When it is safe to return to the office, IBM will take an approach that combines the best of pre-pandemic models and the best of virtual approaches used during COVID. For us, this is not a revolution, but rather, an evolution. Prior to the pandemic, 95% of IBMers took advantage of IBM’s broad-based work-from- home policy to work remotely as needed. Flexibility and inclusion have long been core to IBM’s culture. We’re further evolving to a future of work focused on intentionality that fosters greater teaming consistent with local health standards, and where required, consultation with employee representatives.
Where we work
We’ve always taken a data-driven approach to choose our locations, placing offices in diverse communities. Additionally, we are doubling down on the work we began before the pandemic to redesign our offices into collaborative workspaces. When it is safe to return, when and how often an IBMer goes into the office will be based upon work deliverables. Teams will decide when they are in the office together and when they work from home. We will engage over 30,000 IBM Managers globally to scale best practices for inclusion in a hybrid workplace—where IBMers feel they can bring their whole selves to work, whether their team is in the office or virtual that day.
When we work
IBM coined the term “work-life integration” twenty years ago. Flexibility is at the heart of our workplace. Crafting flexible schedules that focus on employee outcomes, instead of activities, not only serves key business objectives but also enables a more diverse workforce. IBMers and their teams will determine the work schedules that work best for supporting our clients and best for the team. They will continue to have support to balance personal and professional commitments. Working hours flexibility is critical to IBM’s inclusive culture.
How we work
Building the next generation of cutting-edge technology isn’t possible without strong team collaboration. While 92% of IBMers agree they have the tools required to succeed in a hybrid work environment, many tell us they will need more training on what work is most effective when done remotely and what work is better face-to-face. As we look towards the future, designing ways of working where inclusion drives innovation is critical. This starts with teams defining the outcome and determining the best path to get there. At IBM, Agile and Design Thinking will continue to be foundational to how we work—providing a blueprint for inclusive teaming aimed at supporting every IBMer to achieve their greatest potential.

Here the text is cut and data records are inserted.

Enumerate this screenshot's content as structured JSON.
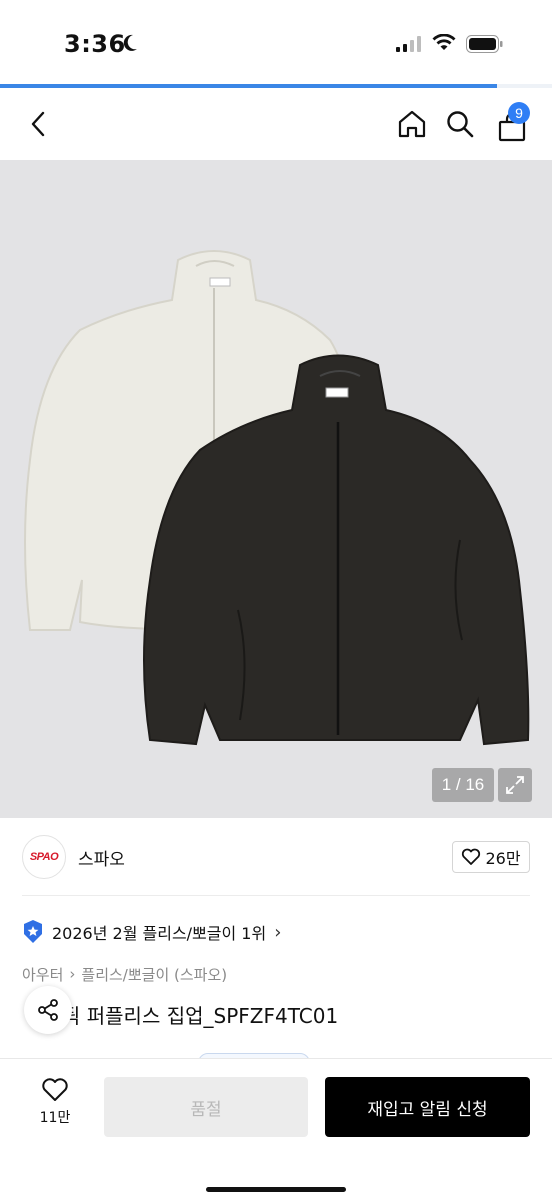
{
  "status": {
    "time": "3:36"
  },
  "page_load_progress": 0.9,
  "nav": {
    "cart_count": "9"
  },
  "gallery": {
    "counter": "1 / 16"
  },
  "brand": {
    "logo_text": "SPAO",
    "name": "스파오",
    "likes": "26만"
  },
  "ranking": {
    "text": "2026년 2월 플리스/뽀글이 1위"
  },
  "breadcrumb": {
    "level1": "아우터",
    "level2": "플리스/뽀글이 (스파오)"
  },
  "product": {
    "title": "뒥 퍼플리스 집업_SPFZF4TC01"
  },
  "bottom_bar": {
    "wish_count": "11만",
    "soldout_label": "품절",
    "restock_label": "재입고 알림 신청"
  },
  "colors": {
    "accent": "#2f7ef5",
    "brand": "#d7192a",
    "cta": "#000000"
  }
}
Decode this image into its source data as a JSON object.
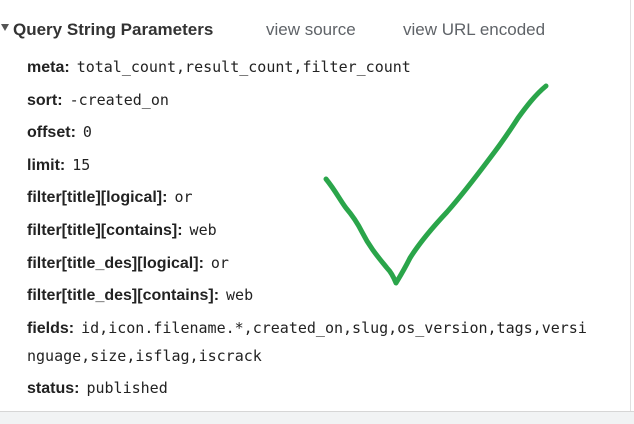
{
  "header": {
    "title": "Query String Parameters",
    "view_source_label": "view source",
    "view_url_encoded_label": "view URL encoded"
  },
  "params": [
    {
      "key": "meta",
      "value": "total_count,result_count,filter_count"
    },
    {
      "key": "sort",
      "value": "-created_on"
    },
    {
      "key": "offset",
      "value": "0"
    },
    {
      "key": "limit",
      "value": "15"
    },
    {
      "key": "filter[title][logical]",
      "value": "or"
    },
    {
      "key": "filter[title][contains]",
      "value": "web"
    },
    {
      "key": "filter[title_des][logical]",
      "value": "or"
    },
    {
      "key": "filter[title_des][contains]",
      "value": "web"
    },
    {
      "key": "fields",
      "value": "id,icon.filename.*,created_on,slug,os_version,tags,versi"
    }
  ],
  "fields_continuation": "nguage,size,isflag,iscrack",
  "status": {
    "key": "status",
    "value": "published"
  },
  "annotation": {
    "type": "green-checkmark",
    "color": "#2aa54a"
  },
  "colors": {
    "link": "#5f6368",
    "text": "#222222",
    "checkmark": "#2aa54a"
  }
}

To ensure the future of work is inclusive, intentional design in where, when, and how we work is a solid foundation, but this alone is insufficient. We must also continue expanding access to tech jobs, inside IBM and across our industry. For several years, IBM has been on a journey of prioritizing skills over degrees in our hiring. The requirement of a bachelor’s degree can unnecessarily limit the pool of available and diverse talent. This is why we have eliminated
this qualification from job postings where it is not necessary to perform the role. Currently, approximately 50% of our U.S. job openings do not require a four- year degree, and we are scaling this method globally. We are doubling down on our inclusive approach to hiring IBMers, through programs like apprenticeships, returnships, internships, and P-TECH.
As corporations invent a post-pandemic world of work, the time is now to ignite a future of equality. Read more in the IBM 2020 Diversity & Inclusion Report here.
Chief Human Resources Officer